  grid-row: 2;
}

footer {
  grid-column: 1 / 3;
  grid-row: 3;
}

Note: you can also use the value -1 to target the end column or row line, then count inwards from the end using negative values. Note also that lines count always from the edges of the explicit grid, not the implicit grid.

Positioning with grid-template-areas

An alternative way to arrange items on your grid is to use the grid-template-areas property and give the various elements of your design a name.

Remove the line-based positioning from the last example (or re-download the file to have a fresh starting point) and add the following CSS.

.container {
  display: grid;
  grid-template-areas:
      "header header"
      "sidebar content"
      "footer footer";
  grid-template-columns: 1fr 3fr;
  gap: 20px;
}

header {
  grid-area: header;
}

article {
  grid-area: content;
}

aside {
  grid-area: sidebar;
}

footer {
  grid-area: footer;
}

Reload the page and you will see that your items have been placed just as before without us needing to use any line numbers!

The rules for grid-template-areas are as follows:
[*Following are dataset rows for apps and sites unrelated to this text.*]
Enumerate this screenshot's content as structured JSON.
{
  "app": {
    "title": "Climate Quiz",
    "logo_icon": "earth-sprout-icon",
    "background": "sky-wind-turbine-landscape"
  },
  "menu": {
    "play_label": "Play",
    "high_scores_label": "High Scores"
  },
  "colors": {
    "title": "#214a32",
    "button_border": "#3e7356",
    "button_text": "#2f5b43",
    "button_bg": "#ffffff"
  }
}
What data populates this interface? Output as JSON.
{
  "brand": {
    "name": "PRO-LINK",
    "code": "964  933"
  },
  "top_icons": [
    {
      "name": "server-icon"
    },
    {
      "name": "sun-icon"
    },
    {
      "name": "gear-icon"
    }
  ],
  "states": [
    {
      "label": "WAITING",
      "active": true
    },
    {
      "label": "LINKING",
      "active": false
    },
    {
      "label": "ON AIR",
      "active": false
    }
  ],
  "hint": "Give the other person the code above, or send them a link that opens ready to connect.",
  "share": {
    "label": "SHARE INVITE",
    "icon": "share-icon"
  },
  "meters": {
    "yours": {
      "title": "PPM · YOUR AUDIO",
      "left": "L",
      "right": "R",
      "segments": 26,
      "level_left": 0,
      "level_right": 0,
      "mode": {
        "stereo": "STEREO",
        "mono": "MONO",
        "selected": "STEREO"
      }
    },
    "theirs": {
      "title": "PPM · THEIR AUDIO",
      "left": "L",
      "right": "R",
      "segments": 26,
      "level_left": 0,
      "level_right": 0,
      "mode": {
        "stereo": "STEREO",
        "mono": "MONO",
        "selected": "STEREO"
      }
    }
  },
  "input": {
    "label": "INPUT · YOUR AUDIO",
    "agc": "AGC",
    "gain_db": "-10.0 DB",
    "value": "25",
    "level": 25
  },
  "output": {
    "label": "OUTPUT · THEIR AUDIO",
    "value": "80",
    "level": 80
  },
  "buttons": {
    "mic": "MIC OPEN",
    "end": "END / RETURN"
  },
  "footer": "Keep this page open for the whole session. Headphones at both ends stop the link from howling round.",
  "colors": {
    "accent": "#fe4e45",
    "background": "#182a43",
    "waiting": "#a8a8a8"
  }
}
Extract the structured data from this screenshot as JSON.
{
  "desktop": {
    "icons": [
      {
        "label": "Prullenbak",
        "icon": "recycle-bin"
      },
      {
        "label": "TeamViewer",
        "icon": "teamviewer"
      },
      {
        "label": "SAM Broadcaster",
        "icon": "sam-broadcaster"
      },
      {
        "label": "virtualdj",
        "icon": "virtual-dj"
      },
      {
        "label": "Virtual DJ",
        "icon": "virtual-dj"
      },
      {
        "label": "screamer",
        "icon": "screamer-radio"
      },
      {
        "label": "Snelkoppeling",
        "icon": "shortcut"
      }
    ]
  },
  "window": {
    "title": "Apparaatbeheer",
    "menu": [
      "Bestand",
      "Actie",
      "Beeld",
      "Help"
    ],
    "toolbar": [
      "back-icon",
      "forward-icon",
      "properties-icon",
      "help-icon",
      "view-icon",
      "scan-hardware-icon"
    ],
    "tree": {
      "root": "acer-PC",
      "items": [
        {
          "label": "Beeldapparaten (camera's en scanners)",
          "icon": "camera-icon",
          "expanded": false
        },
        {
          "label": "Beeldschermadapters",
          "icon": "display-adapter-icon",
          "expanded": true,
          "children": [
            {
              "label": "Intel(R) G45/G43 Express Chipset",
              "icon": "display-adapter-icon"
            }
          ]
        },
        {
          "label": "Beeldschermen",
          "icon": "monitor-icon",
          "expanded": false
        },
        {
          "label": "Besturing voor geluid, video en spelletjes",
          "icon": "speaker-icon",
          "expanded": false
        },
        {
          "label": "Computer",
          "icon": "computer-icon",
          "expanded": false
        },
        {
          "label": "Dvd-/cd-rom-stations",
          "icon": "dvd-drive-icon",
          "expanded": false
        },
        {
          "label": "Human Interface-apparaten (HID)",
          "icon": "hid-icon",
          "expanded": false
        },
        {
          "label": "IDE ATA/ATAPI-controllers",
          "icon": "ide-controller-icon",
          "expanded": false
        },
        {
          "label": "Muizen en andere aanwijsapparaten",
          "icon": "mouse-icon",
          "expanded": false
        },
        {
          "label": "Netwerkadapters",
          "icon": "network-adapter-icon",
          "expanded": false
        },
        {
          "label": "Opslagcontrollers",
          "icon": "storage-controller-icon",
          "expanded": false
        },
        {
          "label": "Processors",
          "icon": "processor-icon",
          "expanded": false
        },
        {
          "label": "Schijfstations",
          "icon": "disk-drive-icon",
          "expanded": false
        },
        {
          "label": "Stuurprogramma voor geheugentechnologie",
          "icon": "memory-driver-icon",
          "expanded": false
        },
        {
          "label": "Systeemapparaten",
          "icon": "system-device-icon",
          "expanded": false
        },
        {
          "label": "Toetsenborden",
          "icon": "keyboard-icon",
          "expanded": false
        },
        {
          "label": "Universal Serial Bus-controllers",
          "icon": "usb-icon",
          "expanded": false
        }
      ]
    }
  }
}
  • You need to have every cell of the grid filled.
  • To span across two cells, repeat the name.
  • To leave a cell empty, use a . (period).
  • Areas must be rectangular — you can’t have an L-shaped area for example.
  • Areas can't be repeated in different locations.

You can play around with our layout, changing the footer to only sit underneath the article and the sidebar to span all the way down. This is a very nice way to describe a layout because it's clear just from looking at the CSS to know exactly what's happening.

A CSS Grid, grid framework

Grid "frameworks" tend to be based around 12 or 16 column grids. With CSS Grid, you don’t need any third party tool to give you such a framework — it's already there in the spec.

Download the starting point file. This has a container with a 12 column grid defined and the same markup we used in the previous two examples. We can now use line-based placement to place our content on the 12 column grid.

header {
  grid-column: 1 / 13;
  grid-row: 1;
}

article {
  grid-column: 4 / 13;
  grid-row: 2;
}

aside {
  grid-column: 1 / 4;
  grid-row: 2;
}

footer {
  grid-column: 1 / 13;
  grid-row: 3;
}

If you use the Firefox Grid Inspector to overlay the grid lines on your design, you can see how our 12 column grid works.

A 12 column grid overlaid on our design.

Test your skills!

You've reached the end of this article, but can you remember the most important information? You can find some further tests to verify that you've retained this information before you move on — see Test your skills: Grids.

Summary

In this overview, we've toured the main features of CSS Grid Layout. You should be able to start using it in your designs. To dig further into the specification, read our guides on Grid Layout, which can be found below.

See also

In this module